Group leader

PekkaPekka Katajisto Ph.D, Docent

As we age, our stem cells can no longer compensate for the accumulated damage and fail to maintain youthful tissue function. I am fascinated by such basic biological processes, as they can provide completely novel views on a well-known, but poorly understood, phenomenon of aging.


AnaAna Amaral Ph.D.

Mitochondria are my favourite organelle in the cell since, in addition to being responsible for energy production, they also regulate many cellular processes via signalling mechanisms. At the Katajisto lab, my project focuses in understanding how mitochondria determine the fate of a stem cell after asymmetric division.
I am definitely the metabolic “geek” of the lab but I also love singing and cooking/baking and photographing!

JohannaJohanna Englund Ph.D.

I am interested in exploring how extracellular matrix changes during aging and how it affects stem cell maintenance, specifically asymmetric cell division. Also, I am studying the role of extracellular matrix in cancer progression using in vitro and in vivo mouse models.

Swetha Gopalakrishnan, Ph.D

“To be, or not to be ; That’s the question”
My interest in the lab is to understand the logic behind fate choice decisions made by stem cells in various spatio-temporal contexts.
Rodrigo Lozano, Ph.D.

My interests are focused on tissue engineering. At the Katajisto lab, my main interest is investigating the role of mechanical forces, niche contour, and extra cellular matrix (ECM) constituents, to understand the role they play in maintaining crypt function and intestinal
tissue renewal.


Sandra Scharaw, Ph.D.

Stem cells maintain tissue function by balancing self-renewal and differentiation, which is controlled by signaling cues from their surrounding niche. My research focuses on the cellular secretion processes that ensure successful signal delivery from the niche Paneth cells to the stem cells in the small intestine. I try to understand how the signal secretion is regulated and adapted in order to determine the stem cell fate.

Graduate students

HienHien Bui

During asymmetric division, stem cell has to asymmetrically organize and divide organelles that affect its fate. How does that happen is my interest. In the lab, I am focusing on studying the mechanism that regulate age-selective segregation of peroxisomes during stem cell division.

NalleNalle Pentinmikko, M.Sc,

My interests are focused on stem cell niches. Organized interplay between the niche and stem cells maintain tissue homeostasis during the lifetime and is a vital part of longevity. Although tissue maintenance is finely tuned it’s not perfect and errors in the system are usually disastrous from the organisms point of view. Thus, knowledge from the basic biology of stem cell niches can point out valuable intervention targets in aging related diseases.

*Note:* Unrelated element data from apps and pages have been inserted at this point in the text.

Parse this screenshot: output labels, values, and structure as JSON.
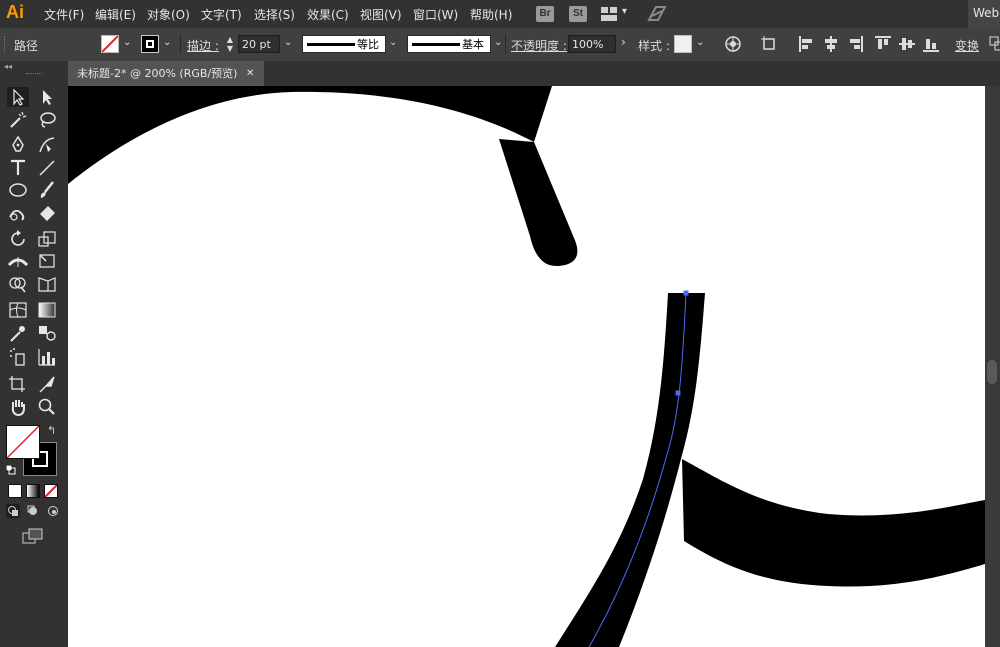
{
  "app": {
    "logo": "Ai",
    "menu": [
      "文件(F)",
      "编辑(E)",
      "对象(O)",
      "文字(T)",
      "选择(S)",
      "效果(C)",
      "视图(V)",
      "窗口(W)",
      "帮助(H)"
    ],
    "bridge_icon": "Br",
    "stock_icon": "St",
    "workspace_label": "Web"
  },
  "control": {
    "selection_label": "路径",
    "stroke_label": "描边 :",
    "stroke_weight": "20 pt",
    "variable_width_profile": "等比",
    "brush_definition": "基本",
    "opacity_label": "不透明度 :",
    "opacity_value": "100%",
    "style_label": "样式 :",
    "transform_label": "变换"
  },
  "document": {
    "tab_title": "未标题-2* @ 200% (RGB/预览)",
    "tab_close": "✕"
  },
  "colors": {
    "accent_logo": "#ff9a00",
    "selection_path": "#4a6cf7",
    "canvas_bg": "#ffffff",
    "shape_fill": "#000000"
  },
  "icons": {
    "bridge": "bridge-icon",
    "stock": "stock-icon",
    "arrange": "arrange-documents-icon",
    "gpu": "gpu-performance-icon",
    "recolor": "recolor-artwork-icon",
    "align": "align-icons"
  }
}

juliaJulia Döhla, M.Sc,

Stem cell exhaustion is a key contributor to age related tissue demise. My interest is focused on the mechanisms stem cells use to avoid accumulation of damage and to maintain tissue renewal. Understanding how stem cells recognize and rid themselves of damaged cellular material in order to preserve their functionality can give important clues about aging and longevity.

SharifSharif Iqbal, M.Sc,

Aging tissues often demonstrate reduced regenerative capacity. I am interested how the tissue regeneration is affected by the stem cell and niche interaction.

Undergraduate students

SimonSimon Andersson

An all year summer student turned lab moral executive. I am interested in stem cell exhaustion and what could be done to alleviate this, and improve tissue function during aging.

EllaElla Salminen

My interest is to understand what factors contribute to stemness and how stem cells maintain healthy and highly functional organelles by dividing asymmetrically. I study molecular biosciences at the University of Helsinki.

Lab managers

MaijaMaija Simula

My main interest is to research and prevent the premature aging of my colleagues by focusing on lab management and taking care of running issues in the Helsinki lab. At present, the relative grayness of the test population is minor.


Tomás McKenna, Ph.D.

I worked with a focus on the stem cell niche, picking apart the effects of ECM proteins on the complex and intertwining properties of morphology and stemness of cells in the niche.